The Australian Trainers’ Association Federal Executive congratulates Jim Moloney and Brian Mayfield-Smith on their induction into the Australian Racing Hall of Fame.
JIM MOLONEY Jim Moloney belongs to a racing dynasty which continues to the present day.
Moloney’s father, Jerry, was a prominent Warrnambool trainer who specialised in the training of jumpers. Jim was associated with horses from an early age, and at 17 he began working in his father’s stable.
In 1946 he took out his own trainer’s licence and from his Warrnambool stables he had countless country and city winners from a small team of horse which included success with his jumper Llandrillo, winning the 1950 Australian Steeplechase and the 1951 Grand National Steeplechase. His first major win on the flat was Swynphilos in the 1955 Newmarket Handicap.
In 1956 Moloney began a new chapter in his career when he moved his stable from Warrnambool to Mordialloc.
His crowning success came in 1968-70 when his outstanding sprinter, Vain, won 12 of his 14 starts, including the VRC Sires’ Produce Stakes, STC Golden Slipper, AJC Champagne Stakes, VATC Caulfield Guineas, VRC Craven A Stakes, Linlithgow Stakes and George Adams Handicap.
Although he never boasted a large stable, Moloney was a consistent winner of Australia’s feature races during the next 20 years.
He won the 1970 Sydney Cup with Arctic Symbol and the VRC St Leger with Epidaurus. Then came Plush (Ascot Vale Stakes, Moonee Valley Stakes, Toorak Handicap), Sou’wester (Caulfield Guineas), Rom’s Stiletto (Thousand Guineas, VRC Oaks), Affinity (Caulfield Cup) and Ravenaux (Victoria Derby) to name a few.
Moloney was also renowned for his work on behalf of the Australian Trainers’ Association over many years, seeking better conditions for trainers, and as a mentor of young jockeys.
An excellent horseman, trainer and ambassador for the racing industry, Moloney retired from training in 2009 after a 60-year career.
The Moloney family racing tradition continues through Jim’s sons, trainers Gerard and John and leading Melbourne apprentice, Patrick.
Brian Mayfield-Smith launched his racing career in Queensland in 1967 as a strapper, before taking out his Trainers licence in 1971.
In 1976 Mayfield-Smith relocated to Sydney and two years later was appointed private trainer to leading owners, Stan and Millie Fox, at their Nebo Lodge, Rosehill and in 1980 he claimed his first Group One win with Brindisi in the Metropolitan Handicap.
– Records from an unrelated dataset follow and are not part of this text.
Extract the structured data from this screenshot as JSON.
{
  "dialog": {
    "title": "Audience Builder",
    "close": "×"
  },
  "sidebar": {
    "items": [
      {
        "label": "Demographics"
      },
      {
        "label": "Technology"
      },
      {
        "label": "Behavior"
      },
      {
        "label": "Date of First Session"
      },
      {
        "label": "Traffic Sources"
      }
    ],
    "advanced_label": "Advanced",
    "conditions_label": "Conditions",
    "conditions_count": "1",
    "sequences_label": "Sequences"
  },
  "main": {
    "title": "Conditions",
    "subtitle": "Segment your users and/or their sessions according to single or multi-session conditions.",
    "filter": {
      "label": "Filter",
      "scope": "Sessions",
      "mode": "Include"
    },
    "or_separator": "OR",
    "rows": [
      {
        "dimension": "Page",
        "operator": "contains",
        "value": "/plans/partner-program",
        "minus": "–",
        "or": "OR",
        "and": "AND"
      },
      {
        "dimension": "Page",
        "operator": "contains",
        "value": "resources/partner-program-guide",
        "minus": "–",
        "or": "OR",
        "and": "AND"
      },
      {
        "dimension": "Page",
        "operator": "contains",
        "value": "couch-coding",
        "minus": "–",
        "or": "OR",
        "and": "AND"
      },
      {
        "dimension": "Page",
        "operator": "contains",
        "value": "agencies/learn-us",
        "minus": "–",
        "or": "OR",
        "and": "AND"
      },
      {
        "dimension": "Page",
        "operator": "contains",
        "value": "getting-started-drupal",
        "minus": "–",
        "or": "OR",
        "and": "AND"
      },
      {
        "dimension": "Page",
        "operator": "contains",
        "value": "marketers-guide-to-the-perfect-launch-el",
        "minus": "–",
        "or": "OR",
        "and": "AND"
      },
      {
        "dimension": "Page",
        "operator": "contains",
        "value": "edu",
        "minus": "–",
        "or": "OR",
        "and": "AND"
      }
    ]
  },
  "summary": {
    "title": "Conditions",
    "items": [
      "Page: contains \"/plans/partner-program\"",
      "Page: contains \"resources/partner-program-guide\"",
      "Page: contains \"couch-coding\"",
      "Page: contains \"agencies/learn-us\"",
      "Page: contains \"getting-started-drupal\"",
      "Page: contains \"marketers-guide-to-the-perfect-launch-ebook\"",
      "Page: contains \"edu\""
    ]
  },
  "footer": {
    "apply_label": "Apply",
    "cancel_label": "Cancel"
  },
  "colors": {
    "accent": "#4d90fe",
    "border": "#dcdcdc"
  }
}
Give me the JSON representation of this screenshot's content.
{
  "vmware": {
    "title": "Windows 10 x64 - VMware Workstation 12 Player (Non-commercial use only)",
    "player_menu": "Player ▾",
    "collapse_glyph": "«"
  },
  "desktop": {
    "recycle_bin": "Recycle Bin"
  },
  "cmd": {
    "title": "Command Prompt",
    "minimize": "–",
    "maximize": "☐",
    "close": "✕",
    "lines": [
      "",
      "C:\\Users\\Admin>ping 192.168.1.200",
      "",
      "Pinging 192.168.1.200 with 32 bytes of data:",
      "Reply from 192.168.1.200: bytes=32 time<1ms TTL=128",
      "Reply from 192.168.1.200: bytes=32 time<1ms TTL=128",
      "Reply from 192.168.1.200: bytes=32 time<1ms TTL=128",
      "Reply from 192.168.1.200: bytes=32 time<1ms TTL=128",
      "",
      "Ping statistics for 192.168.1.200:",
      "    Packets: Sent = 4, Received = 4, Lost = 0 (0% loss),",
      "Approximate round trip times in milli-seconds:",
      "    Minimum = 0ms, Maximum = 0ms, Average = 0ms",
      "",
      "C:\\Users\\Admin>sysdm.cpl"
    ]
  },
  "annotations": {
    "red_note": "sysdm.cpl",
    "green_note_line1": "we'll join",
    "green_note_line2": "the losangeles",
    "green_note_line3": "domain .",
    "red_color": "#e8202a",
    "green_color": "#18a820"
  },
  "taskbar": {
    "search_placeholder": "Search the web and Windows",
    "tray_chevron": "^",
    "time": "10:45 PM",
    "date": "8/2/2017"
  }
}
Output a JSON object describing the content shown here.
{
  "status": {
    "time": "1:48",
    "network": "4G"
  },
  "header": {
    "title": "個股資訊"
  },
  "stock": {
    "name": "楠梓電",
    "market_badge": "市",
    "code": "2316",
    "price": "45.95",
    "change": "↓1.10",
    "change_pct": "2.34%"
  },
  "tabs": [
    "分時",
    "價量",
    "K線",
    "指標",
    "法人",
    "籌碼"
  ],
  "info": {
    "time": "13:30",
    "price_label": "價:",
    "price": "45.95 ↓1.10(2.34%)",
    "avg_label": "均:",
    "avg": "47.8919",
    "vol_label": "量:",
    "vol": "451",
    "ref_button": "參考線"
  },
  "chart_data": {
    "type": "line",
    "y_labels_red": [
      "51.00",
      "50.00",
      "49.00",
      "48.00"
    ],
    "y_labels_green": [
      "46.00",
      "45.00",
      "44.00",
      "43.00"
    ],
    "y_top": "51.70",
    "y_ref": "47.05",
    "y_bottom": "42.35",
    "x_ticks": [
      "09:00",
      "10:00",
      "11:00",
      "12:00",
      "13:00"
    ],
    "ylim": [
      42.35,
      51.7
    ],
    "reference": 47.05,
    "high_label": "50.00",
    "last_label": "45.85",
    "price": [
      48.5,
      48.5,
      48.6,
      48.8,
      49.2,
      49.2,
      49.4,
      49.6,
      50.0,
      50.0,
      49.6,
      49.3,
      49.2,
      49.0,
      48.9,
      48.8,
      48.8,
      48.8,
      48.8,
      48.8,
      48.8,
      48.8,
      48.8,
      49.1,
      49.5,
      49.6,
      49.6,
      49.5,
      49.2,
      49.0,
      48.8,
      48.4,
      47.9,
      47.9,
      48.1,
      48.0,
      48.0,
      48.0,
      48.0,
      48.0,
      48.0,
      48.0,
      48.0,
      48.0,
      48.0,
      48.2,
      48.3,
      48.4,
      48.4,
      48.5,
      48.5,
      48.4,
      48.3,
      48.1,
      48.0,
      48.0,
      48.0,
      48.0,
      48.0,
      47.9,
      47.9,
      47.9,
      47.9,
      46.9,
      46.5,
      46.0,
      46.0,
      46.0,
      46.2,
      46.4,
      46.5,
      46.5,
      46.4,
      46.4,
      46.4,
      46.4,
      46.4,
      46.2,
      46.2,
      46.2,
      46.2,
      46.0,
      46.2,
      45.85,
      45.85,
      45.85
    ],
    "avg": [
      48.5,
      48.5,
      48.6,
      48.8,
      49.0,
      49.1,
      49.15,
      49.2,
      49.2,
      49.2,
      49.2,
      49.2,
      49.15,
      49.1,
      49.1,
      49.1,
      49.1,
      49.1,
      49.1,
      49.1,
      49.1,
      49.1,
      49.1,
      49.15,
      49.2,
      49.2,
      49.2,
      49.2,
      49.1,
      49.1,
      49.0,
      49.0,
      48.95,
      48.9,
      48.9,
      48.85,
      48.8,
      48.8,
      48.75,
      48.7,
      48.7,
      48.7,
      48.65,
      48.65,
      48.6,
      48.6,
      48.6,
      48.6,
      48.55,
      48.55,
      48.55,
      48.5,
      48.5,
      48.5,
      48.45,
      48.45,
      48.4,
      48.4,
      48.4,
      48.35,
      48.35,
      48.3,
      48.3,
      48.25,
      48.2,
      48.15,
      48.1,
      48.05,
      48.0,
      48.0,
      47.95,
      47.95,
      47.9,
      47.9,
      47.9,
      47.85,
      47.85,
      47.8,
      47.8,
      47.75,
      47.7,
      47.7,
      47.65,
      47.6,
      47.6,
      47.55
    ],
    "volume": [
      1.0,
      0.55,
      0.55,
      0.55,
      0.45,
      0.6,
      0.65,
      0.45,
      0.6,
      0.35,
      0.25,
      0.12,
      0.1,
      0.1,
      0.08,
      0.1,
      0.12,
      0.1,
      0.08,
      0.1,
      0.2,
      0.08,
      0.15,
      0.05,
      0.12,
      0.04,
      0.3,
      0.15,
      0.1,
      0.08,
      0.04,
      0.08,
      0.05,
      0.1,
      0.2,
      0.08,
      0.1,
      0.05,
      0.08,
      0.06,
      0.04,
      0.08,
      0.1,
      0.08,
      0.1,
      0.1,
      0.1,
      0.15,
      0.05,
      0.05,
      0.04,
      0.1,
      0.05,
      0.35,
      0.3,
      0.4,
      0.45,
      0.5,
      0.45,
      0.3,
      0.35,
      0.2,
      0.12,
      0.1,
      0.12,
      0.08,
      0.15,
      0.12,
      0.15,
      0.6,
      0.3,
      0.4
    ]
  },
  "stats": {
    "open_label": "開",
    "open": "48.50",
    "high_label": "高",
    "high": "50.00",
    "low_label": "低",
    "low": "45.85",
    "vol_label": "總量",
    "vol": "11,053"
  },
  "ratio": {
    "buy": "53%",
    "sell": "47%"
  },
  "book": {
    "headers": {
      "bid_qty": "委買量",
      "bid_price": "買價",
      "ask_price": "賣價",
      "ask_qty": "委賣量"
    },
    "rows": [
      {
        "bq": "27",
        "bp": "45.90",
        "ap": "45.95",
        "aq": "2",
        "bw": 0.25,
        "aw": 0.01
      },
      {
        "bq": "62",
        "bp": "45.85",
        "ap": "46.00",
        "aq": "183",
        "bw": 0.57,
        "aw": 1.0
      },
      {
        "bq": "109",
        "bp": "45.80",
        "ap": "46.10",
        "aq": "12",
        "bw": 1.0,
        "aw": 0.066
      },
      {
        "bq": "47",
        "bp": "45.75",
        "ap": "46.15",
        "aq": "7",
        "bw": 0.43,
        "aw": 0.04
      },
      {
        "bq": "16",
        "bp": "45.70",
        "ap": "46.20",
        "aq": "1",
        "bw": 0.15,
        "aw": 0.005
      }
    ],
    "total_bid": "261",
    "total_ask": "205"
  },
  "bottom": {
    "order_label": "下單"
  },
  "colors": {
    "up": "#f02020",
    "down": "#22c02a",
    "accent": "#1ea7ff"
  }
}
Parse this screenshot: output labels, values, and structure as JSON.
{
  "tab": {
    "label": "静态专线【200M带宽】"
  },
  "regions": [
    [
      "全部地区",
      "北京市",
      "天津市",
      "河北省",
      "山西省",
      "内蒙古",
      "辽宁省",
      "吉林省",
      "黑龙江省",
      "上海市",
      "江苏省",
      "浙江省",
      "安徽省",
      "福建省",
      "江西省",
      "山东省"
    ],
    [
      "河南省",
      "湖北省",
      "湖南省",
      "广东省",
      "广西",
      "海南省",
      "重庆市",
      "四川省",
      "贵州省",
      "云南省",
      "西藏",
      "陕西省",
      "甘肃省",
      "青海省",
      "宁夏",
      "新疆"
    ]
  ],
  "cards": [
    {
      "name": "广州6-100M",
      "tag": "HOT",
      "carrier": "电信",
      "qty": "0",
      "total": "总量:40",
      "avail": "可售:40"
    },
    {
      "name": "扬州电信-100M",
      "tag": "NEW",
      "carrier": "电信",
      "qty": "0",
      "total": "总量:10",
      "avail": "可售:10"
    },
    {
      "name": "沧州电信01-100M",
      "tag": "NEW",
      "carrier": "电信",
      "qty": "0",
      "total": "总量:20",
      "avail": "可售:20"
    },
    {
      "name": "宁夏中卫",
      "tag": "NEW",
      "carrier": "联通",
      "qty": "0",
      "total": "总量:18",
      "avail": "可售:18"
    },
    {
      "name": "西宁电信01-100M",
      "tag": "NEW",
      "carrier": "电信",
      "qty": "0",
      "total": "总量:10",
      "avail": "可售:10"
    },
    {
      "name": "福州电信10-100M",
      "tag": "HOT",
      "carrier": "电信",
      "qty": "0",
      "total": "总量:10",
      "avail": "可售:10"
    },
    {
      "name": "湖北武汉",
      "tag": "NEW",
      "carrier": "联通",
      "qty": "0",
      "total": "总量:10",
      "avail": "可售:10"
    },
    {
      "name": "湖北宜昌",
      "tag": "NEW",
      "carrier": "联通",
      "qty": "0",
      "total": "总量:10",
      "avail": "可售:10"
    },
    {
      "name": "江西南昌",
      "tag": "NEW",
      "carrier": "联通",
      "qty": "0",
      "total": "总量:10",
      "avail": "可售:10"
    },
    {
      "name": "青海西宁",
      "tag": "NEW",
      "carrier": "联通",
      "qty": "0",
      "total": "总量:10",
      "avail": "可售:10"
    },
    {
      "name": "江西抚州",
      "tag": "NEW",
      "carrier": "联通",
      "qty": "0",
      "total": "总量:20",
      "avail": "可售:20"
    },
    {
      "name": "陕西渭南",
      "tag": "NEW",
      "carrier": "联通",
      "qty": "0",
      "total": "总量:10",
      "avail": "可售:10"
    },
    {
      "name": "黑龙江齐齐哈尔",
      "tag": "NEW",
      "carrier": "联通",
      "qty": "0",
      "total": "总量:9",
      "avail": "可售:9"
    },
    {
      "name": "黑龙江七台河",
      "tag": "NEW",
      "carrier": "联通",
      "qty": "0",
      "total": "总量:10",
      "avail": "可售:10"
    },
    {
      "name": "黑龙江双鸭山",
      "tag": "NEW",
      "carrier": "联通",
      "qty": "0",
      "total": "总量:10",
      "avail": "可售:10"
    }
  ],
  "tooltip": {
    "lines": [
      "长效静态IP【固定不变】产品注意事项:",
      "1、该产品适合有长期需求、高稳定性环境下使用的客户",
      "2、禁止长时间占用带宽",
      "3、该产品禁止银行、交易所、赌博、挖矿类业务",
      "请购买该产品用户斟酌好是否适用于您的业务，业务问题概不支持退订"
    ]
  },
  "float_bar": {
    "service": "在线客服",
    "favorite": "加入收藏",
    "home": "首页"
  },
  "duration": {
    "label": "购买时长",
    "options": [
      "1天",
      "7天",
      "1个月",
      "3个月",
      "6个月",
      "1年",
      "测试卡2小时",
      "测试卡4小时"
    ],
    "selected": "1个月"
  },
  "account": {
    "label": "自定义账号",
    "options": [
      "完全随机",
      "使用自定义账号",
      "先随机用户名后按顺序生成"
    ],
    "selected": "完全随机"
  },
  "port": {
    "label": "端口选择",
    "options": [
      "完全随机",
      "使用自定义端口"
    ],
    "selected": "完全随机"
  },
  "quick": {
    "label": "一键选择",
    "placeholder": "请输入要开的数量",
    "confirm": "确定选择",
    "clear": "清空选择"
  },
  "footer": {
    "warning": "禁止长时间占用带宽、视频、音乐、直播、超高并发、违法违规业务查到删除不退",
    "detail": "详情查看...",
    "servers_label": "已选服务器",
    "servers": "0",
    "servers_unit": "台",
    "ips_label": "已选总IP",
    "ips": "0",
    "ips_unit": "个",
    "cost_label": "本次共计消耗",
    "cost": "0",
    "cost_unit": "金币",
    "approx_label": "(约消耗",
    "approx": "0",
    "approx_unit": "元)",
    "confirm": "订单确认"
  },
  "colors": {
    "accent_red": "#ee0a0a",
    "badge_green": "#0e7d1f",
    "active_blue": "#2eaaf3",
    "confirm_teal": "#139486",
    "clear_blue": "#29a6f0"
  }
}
He remained in this position for six years, training over 300 winners.
In 1984 Nebo Lodge was sold to a group led by Robert Lapointe and Robert Sangster, and Mayfield-Smith was appointed as their head trainer.
At the end of the 1985/86 season, Mayfield-Smith, with 99 winners, ended TJ’s Smith reign as Sydney’s premier metropolitan trainer, a title Smith had held for 33 consecutive years.
Mayfield-Smith won two more training premierships, in 1986/87 with 98 ½ winners, and in 1987/88 with 86 winners.
Among his Group 1 victories during his Sydney years were two Sydney Cups with Late Show (1985) and Marooned (1986), the Golden Slipper with Marauding (1987), the 1986 Thousand Guineas and 1987 Doncaster Handicap with Magic Flute, and the AJC Sires’ Produce Stakes with Diamond Shower (1986).
In 1995 Mayfield-Smith quit the Sydney racing scene to work in the field of animal conservation and wildlife protection in Africa. On his return to Australia two years later he opened new stables at Flemington.
Results were again outstanding, bringing him a further ten Group 1 victories with horses such as Oliver Twist, Rubitano and Sudurka.
Mayfield-Smith has trained more than 30 Group One winners and despite retiring again from training in 2009, he is now re-licensed and continues to train a couple of horses out of his Victorian country property.
Congratulations Jim and Brian on this well deserved honour!